- _Requirement_: This exercise asks for a copy of each line in the records below with the word "JSON" in it.
===== Extracted information =====
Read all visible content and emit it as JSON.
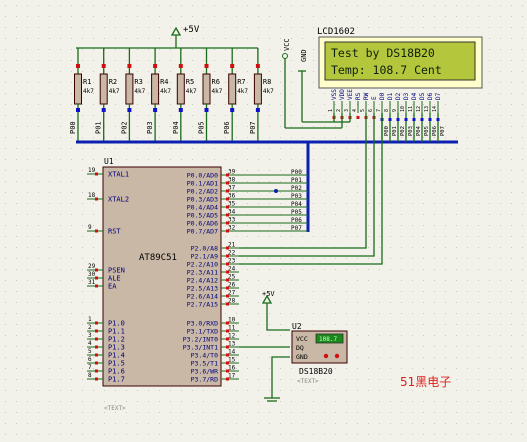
{
  "colors": {
    "background": "#f2f2ea",
    "grid_dot": "#c8c8c0",
    "wire": "#1a6b1a",
    "bus": "#0b1fb0",
    "chip_fill": "#c9b8a6",
    "chip_border": "#3a0000",
    "lcd_frame": "#ffffcc",
    "lcd_screen": "#b4c63c",
    "lcd_text": "#102010",
    "pin_label": "#000080",
    "label": "#000000",
    "brand_text": "#e0201e",
    "pin_end_red": "#d01010",
    "pin_end_blue": "#1010d0"
  },
  "power": {
    "vcc_top": "+5V",
    "vcc_mid": "+5V",
    "vcc_lcd": "VCC",
    "gnd_lcd": "GND"
  },
  "resistors": {
    "names": [
      "R1",
      "R2",
      "R3",
      "R4",
      "R5",
      "R6",
      "R7",
      "R8"
    ],
    "value": "4k7",
    "net_labels": [
      "P00",
      "P01",
      "P02",
      "P03",
      "P04",
      "P05",
      "P06",
      "P07"
    ]
  },
  "lcd": {
    "ref": "LCD1602",
    "line1": "Test by DS18B20",
    "line2": "Temp: 108.7 Cent",
    "pins": [
      "VSS",
      "VDD",
      "VEE",
      "RS",
      "RW",
      "E",
      "D0",
      "D1",
      "D2",
      "D3",
      "D4",
      "D5",
      "D6",
      "D7"
    ],
    "pin_numbers": [
      "1",
      "2",
      "3",
      "4",
      "5",
      "6",
      "7",
      "8",
      "9",
      "10",
      "11",
      "12",
      "13",
      "14"
    ]
  },
  "u1": {
    "ref": "U1",
    "part": "AT89C51",
    "left_pins": [
      {
        "num": "19",
        "name": "XTAL1"
      },
      {
        "num": "18",
        "name": "XTAL2"
      },
      {
        "num": "9",
        "name": "RST"
      },
      {
        "num": "29",
        "name": "PSEN"
      },
      {
        "num": "30",
        "name": "ALE"
      },
      {
        "num": "31",
        "name": "EA"
      },
      {
        "num": "1",
        "name": "P1.0"
      },
      {
        "num": "2",
        "name": "P1.1"
      },
      {
        "num": "3",
        "name": "P1.2"
      },
      {
        "num": "4",
        "name": "P1.3"
      },
      {
        "num": "5",
        "name": "P1.4"
      },
      {
        "num": "6",
        "name": "P1.5"
      },
      {
        "num": "7",
        "name": "P1.6"
      },
      {
        "num": "8",
        "name": "P1.7"
      }
    ],
    "p0_pins": [
      {
        "num": "39",
        "name": "P0.0/AD0"
      },
      {
        "num": "38",
        "name": "P0.1/AD1"
      },
      {
        "num": "37",
        "name": "P0.2/AD2"
      },
      {
        "num": "36",
        "name": "P0.3/AD3"
      },
      {
        "num": "35",
        "name": "P0.4/AD4"
      },
      {
        "num": "34",
        "name": "P0.5/AD5"
      },
      {
        "num": "33",
        "name": "P0.6/AD6"
      },
      {
        "num": "32",
        "name": "P0.7/AD7"
      }
    ],
    "p2_pins": [
      {
        "num": "21",
        "name": "P2.0/A8"
      },
      {
        "num": "22",
        "name": "P2.1/A9"
      },
      {
        "num": "23",
        "name": "P2.2/A10"
      },
      {
        "num": "24",
        "name": "P2.3/A11"
      },
      {
        "num": "25",
        "name": "P2.4/A12"
      },
      {
        "num": "26",
        "name": "P2.5/A13"
      },
      {
        "num": "27",
        "name": "P2.6/A14"
      },
      {
        "num": "28",
        "name": "P2.7/A15"
      }
    ],
    "p3_pins": [
      {
        "num": "10",
        "name": "P3.0/RXD"
      },
      {
        "num": "11",
        "name": "P3.1/TXD"
      },
      {
        "num": "12",
        "name": "P3.2/INT0"
      },
      {
        "num": "13",
        "name": "P3.3/INT1"
      },
      {
        "num": "14",
        "name": "P3.4/T0"
      },
      {
        "num": "15",
        "name": "P3.5/T1"
      },
      {
        "num": "16",
        "name": "P3.6/WR"
      },
      {
        "num": "17",
        "name": "P3.7/RD"
      }
    ],
    "bus_labels": [
      "P00",
      "P01",
      "P02",
      "P03",
      "P04",
      "P05",
      "P06",
      "P07"
    ],
    "text_tag": "<TEXT>"
  },
  "u2": {
    "ref": "U2",
    "part": "DS18B20",
    "display": "108.7",
    "pins": [
      {
        "num": "2",
        "name": "VCC"
      },
      {
        "num": "1",
        "name": "DQ"
      },
      {
        "num": "3",
        "name": "GND"
      }
    ],
    "text_tag": "<TEXT>"
  },
  "brand": "51黑电子"
}
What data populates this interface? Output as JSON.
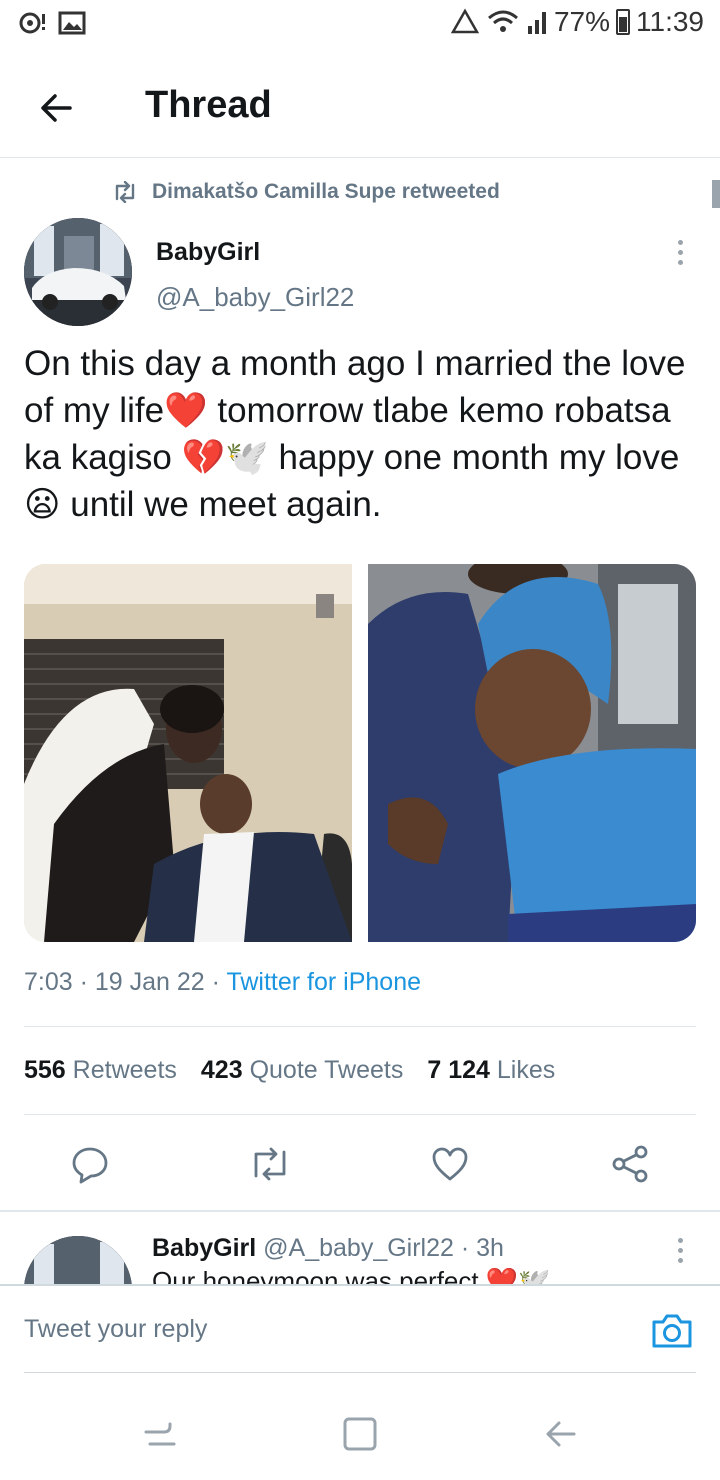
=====
- _Solution below_:
Read all visible content and emit it as JSON.
What data populates this interface? Output as JSON.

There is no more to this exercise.